Museum Veere comprises two separate historic sites located about 100 yards apart. Start your visit at Kaai 25, where you'll find De Schotse Huizen (The Scottish Houses). These are two enchanting little 16th-century buildings, facing the town's small inner harbor, that were once the offices and warehouses of Scottish wool merchants. Highly ornate, the buildings are named Het Lammetje (The Little Lamb) and De Struys (The Ostrich); you'll know which is which by studying the facade stones. Inside is a collection of local costumes, porcelain, furniture (don't miss the Zeeland "star cabinet" inlaid with star shapes in ivory and wood), household items, and paintings. It's all delightfully old-world Dutch: the blue-and-white tiled fireplace, high ceilings, and exposed brickwork may make you feel like you've stepped into a Vermeer painting.
Once you're done here, head south and around the corner to Markt 5, to marvel at Veere's Gothic Stadhuis (Town Hall). Built of sandstone

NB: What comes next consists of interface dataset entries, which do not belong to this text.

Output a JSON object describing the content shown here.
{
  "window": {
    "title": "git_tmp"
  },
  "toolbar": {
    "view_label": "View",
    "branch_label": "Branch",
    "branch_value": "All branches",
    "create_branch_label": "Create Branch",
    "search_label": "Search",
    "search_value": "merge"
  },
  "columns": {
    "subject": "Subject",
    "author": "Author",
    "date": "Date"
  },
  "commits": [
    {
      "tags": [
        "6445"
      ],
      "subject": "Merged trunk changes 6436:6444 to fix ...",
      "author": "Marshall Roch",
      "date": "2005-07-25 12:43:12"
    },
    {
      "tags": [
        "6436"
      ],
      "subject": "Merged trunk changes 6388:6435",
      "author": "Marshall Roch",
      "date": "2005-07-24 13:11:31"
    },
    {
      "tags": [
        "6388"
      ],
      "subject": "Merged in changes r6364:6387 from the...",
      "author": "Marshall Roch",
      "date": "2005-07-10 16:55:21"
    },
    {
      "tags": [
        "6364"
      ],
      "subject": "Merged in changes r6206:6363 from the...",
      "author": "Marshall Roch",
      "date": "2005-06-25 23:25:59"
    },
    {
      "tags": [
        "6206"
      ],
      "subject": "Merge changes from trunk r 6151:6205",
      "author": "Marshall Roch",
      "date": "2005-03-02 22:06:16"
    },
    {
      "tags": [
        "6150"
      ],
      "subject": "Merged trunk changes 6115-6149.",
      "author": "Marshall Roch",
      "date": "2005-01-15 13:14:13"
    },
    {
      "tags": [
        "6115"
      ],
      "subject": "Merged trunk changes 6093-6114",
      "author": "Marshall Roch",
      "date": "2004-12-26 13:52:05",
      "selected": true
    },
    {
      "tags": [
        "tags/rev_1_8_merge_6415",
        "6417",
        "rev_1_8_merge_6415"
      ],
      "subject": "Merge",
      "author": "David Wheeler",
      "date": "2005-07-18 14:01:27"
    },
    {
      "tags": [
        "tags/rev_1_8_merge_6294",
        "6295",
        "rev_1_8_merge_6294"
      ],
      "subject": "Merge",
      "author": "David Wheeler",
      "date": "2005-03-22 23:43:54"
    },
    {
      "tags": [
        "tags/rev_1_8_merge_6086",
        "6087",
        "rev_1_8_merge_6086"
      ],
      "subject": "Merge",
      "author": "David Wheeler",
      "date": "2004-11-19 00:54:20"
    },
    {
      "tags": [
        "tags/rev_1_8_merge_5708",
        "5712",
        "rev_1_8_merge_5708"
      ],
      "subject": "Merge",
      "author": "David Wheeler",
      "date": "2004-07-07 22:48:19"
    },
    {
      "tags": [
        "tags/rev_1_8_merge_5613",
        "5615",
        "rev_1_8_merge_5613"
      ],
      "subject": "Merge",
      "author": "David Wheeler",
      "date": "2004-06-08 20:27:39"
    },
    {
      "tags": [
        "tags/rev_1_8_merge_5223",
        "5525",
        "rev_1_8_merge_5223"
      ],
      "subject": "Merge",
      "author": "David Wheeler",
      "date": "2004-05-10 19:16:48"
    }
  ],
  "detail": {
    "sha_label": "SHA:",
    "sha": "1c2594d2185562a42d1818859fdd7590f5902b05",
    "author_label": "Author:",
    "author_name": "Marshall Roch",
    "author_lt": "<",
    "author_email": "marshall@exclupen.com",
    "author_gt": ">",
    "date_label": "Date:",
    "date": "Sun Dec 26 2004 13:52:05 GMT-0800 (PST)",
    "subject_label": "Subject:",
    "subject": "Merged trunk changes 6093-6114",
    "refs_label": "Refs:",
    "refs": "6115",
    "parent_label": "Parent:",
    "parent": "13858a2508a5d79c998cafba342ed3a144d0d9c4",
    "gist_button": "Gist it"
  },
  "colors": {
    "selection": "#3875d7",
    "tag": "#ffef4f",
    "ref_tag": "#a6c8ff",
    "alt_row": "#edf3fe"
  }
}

and begun in 1474, it has a fairy-tale facade that harks back to the town's glory days. It is decorated with statues commemorating Veere's former lords and ladies, notably members of the Van Borselen family. The extraordinary building—among the Netherlands' most impressive—also has a minaret-style Renaissance tower, added in 1599, that contains a 48-bell carillon. The whole thing seems unexpectedly grand for the sleepy village of today. Inside is one of the country's oldest formal audience chambers, resplendent with portraits and Gobelin tapestries and displaying a silver goblet given to Count Maximilian of Burgundy in 1546 by Emperor Charles V, who left it as a gift when he came to inspect the town cistern